We all know people like this; they’re not just easy to be around—they draw people to them. After all, who doesn’t need encouragement? Encouragers are sensitive to the situations and circumstances of others and always seem to be ready to assist them in some way. As we trace Barnabas’ footprint in Acts, the trait that stands out more than anything else to me is his generosity.
In 4:36-37, it’s his financial generosity. It’s not unreasonable to assume that many of the pilgrims who came to Jerusalem for Pentecost and became disciples saw the need to stay longer and learn more (2:42). That meant the infant Jerusalem church had some immediate and pressing financial needs. It’s possible that Barnabas had previously been involved in helping to meet those needs.
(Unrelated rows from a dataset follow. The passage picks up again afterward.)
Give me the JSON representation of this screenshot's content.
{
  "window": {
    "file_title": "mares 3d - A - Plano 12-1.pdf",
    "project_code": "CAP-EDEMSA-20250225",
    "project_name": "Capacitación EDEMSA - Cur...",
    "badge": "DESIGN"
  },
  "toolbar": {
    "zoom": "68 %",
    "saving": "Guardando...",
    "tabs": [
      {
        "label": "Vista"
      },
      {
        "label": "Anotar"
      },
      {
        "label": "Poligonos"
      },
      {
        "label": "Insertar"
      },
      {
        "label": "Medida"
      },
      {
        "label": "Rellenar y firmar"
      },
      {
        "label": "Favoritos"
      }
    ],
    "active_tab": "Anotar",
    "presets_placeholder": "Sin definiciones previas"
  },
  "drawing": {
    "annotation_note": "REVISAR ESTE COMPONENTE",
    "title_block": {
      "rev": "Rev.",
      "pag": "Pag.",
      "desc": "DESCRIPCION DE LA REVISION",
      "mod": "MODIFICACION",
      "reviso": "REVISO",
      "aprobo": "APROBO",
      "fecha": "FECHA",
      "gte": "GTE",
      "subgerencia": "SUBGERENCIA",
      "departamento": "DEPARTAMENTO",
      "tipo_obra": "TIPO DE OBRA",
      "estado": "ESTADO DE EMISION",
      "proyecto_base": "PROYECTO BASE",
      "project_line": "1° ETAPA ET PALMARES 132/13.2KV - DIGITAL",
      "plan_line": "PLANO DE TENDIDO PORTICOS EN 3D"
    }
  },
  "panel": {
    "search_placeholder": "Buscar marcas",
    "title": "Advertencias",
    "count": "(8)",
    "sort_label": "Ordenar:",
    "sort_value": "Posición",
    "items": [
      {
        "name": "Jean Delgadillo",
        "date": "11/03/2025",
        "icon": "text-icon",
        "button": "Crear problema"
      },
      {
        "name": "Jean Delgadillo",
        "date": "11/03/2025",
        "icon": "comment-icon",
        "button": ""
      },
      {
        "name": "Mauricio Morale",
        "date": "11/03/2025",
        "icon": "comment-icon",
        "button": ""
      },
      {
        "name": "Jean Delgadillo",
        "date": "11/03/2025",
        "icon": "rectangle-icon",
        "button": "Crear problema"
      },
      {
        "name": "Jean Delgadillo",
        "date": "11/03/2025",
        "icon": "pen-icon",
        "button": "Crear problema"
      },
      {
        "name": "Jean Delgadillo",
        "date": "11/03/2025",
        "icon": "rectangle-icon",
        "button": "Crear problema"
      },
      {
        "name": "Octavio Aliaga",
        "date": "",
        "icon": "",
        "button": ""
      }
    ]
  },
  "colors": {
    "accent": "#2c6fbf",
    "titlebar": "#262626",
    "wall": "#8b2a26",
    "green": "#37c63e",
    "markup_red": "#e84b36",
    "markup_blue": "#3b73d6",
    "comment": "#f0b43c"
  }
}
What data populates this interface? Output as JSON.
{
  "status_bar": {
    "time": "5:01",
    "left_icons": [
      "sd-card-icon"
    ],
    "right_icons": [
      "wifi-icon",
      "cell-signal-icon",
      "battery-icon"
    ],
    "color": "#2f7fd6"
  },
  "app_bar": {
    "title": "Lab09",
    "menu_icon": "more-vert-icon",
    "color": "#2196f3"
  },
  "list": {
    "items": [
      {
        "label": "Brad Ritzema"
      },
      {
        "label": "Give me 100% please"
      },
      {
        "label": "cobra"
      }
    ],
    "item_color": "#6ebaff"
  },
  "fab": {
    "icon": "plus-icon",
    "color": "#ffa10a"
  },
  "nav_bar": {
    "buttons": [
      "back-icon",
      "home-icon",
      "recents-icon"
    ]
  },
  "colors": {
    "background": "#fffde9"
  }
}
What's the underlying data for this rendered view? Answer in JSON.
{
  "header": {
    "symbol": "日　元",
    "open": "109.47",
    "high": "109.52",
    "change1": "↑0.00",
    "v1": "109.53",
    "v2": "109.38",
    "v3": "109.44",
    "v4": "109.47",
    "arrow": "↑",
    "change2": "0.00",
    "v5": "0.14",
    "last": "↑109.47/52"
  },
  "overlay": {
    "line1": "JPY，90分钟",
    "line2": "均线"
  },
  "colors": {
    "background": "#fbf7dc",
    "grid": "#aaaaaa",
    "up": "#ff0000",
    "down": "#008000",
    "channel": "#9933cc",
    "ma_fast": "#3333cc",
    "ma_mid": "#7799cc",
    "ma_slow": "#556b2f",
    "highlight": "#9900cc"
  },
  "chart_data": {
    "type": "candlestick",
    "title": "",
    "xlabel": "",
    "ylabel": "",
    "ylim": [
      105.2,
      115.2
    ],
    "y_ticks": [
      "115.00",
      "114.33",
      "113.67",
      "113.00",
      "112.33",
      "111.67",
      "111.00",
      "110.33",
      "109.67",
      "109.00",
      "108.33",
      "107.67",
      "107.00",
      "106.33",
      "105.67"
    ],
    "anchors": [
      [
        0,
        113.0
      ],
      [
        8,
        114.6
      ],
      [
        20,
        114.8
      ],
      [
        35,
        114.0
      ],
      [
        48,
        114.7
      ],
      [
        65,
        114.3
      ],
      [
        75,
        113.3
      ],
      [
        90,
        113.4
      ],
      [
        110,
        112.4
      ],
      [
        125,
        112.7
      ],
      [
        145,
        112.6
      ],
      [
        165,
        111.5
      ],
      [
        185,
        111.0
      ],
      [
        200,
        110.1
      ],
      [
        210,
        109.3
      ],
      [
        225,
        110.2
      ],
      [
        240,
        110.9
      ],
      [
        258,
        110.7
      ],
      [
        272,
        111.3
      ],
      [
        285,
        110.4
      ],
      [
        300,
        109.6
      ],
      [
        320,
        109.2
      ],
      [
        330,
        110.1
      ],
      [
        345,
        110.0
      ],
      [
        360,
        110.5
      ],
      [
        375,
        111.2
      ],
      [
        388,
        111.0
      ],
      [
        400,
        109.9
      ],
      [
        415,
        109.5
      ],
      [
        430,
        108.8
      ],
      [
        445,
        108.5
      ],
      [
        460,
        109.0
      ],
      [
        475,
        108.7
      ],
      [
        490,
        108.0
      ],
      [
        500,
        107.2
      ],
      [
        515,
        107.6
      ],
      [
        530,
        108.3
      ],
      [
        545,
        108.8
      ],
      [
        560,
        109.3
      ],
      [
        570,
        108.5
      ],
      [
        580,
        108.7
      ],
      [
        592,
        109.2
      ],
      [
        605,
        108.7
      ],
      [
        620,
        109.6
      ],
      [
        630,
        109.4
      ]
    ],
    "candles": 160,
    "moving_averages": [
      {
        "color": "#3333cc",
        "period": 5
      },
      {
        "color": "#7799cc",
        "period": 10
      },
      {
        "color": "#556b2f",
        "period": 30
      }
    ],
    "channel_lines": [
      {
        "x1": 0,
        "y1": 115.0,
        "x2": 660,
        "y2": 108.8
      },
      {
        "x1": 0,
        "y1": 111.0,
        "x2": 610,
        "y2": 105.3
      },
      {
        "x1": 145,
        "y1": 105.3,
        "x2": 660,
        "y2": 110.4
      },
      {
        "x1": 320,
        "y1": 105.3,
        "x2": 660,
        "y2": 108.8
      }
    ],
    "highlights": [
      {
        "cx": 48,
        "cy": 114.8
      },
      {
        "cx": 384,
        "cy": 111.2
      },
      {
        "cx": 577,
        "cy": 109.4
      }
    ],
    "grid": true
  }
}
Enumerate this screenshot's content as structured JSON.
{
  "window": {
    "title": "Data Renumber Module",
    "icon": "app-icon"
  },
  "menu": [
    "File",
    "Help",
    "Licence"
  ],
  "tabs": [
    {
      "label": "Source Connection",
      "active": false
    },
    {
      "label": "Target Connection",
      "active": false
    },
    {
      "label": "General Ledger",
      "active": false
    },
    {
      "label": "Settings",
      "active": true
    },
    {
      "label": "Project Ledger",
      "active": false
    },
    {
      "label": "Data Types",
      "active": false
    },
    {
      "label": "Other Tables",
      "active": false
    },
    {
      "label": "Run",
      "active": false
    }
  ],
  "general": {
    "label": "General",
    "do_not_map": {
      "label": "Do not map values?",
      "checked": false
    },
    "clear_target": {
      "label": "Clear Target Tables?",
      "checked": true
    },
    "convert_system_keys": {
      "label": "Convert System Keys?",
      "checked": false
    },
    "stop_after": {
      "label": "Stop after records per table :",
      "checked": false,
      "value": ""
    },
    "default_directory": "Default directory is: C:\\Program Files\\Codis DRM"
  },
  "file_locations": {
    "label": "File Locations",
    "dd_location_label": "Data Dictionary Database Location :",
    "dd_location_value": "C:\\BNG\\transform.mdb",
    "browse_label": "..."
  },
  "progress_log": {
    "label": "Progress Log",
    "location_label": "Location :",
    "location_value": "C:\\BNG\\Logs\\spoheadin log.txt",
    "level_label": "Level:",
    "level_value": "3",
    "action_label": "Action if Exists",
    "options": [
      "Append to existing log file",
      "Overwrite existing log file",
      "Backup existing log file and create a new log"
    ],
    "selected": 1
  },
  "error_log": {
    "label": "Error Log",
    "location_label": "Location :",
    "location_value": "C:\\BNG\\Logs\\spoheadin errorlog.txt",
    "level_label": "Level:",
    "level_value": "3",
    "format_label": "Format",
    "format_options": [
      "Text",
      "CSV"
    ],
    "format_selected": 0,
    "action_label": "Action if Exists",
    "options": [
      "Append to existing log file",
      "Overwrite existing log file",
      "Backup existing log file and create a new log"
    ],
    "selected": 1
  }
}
The next time we come across him is in 9:27. Saul has gone from persecutor to preacher but had to leave Damascus when some there plot to take his life. He arrives in Jerusalem and seeks refuge there but no one wants anything to do with the man responsible for the persecution that came on the Jerusalem church. We don’t know how long this situation lasted but you can imagine how alone he must have felt, his former friends wanted to kill him and his new family wants nothing to do with him—until Barnabas steps in. He takes Paul to the apostles and speaks up for him. Here’s a man who rich in his willingness to listen (when others didn’t want to) and generous in his belief in them (when others were unwilling). He later does much the same kind of thing in regard to John Mark (15:36ff).
When Gentiles are brought to Christ in Antioch, the church needs a good man to go there and work with them. Who do they decide upon? Barnabas. What does he do? He goes to Tarsus to recruit Saul to work with him (11:22ff). Here is a man who is generous in terms of his outlook and compassion for others.
When Paul later writes Romans he speaks in the twelfth chapter of some of the different gifts God has given to people in the body of Christ. In v. 8 he says that if someone’s gift is giving, they are to “give generously.” You wonder if at this point Paul paused and thought of his friend Barnabas.
We can’t all be Barnabas and maybe we’re not gifted in the area of giving as some were (and are)–but we can nonetheless in our own ways live generous lives.